# [The task]
Show every line from the data below that includes "color".

# [Record extracts]
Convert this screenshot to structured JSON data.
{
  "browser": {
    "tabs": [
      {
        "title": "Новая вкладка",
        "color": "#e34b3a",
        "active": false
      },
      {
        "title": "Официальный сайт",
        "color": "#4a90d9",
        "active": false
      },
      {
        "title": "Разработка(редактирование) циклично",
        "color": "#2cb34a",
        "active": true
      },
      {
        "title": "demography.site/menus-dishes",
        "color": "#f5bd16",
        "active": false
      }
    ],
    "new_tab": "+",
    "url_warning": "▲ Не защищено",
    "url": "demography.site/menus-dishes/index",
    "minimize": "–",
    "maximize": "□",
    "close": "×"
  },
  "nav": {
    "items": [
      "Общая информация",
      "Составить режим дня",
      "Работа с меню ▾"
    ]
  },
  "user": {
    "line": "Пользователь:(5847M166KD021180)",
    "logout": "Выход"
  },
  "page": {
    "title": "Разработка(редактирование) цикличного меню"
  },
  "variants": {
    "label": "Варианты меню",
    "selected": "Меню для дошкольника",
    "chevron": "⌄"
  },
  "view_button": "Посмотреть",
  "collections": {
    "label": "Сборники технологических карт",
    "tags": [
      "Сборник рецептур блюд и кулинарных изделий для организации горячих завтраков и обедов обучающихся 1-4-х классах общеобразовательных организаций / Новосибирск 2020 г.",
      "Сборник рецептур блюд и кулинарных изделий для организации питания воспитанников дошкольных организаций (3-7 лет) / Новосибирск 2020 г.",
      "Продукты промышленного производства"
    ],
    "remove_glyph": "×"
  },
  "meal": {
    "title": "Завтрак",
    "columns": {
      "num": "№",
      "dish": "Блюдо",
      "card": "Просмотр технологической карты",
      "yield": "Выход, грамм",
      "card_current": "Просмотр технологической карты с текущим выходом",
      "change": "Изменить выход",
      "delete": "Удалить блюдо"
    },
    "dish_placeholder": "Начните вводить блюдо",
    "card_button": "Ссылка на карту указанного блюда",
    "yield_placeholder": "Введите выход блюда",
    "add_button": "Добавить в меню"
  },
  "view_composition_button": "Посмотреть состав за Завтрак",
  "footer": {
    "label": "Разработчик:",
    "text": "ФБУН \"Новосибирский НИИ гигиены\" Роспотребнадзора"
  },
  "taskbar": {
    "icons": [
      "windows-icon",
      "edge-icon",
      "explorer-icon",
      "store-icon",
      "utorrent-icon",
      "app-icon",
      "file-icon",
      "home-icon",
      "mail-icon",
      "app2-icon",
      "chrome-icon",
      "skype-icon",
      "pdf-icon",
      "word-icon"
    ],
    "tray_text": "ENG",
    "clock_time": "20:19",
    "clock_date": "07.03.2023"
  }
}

# [Result of this exercise]
        "color": "#e34b3a",
        "color": "#4a90d9",
        "color": "#2cb34a",
        "color": "#f5bd16",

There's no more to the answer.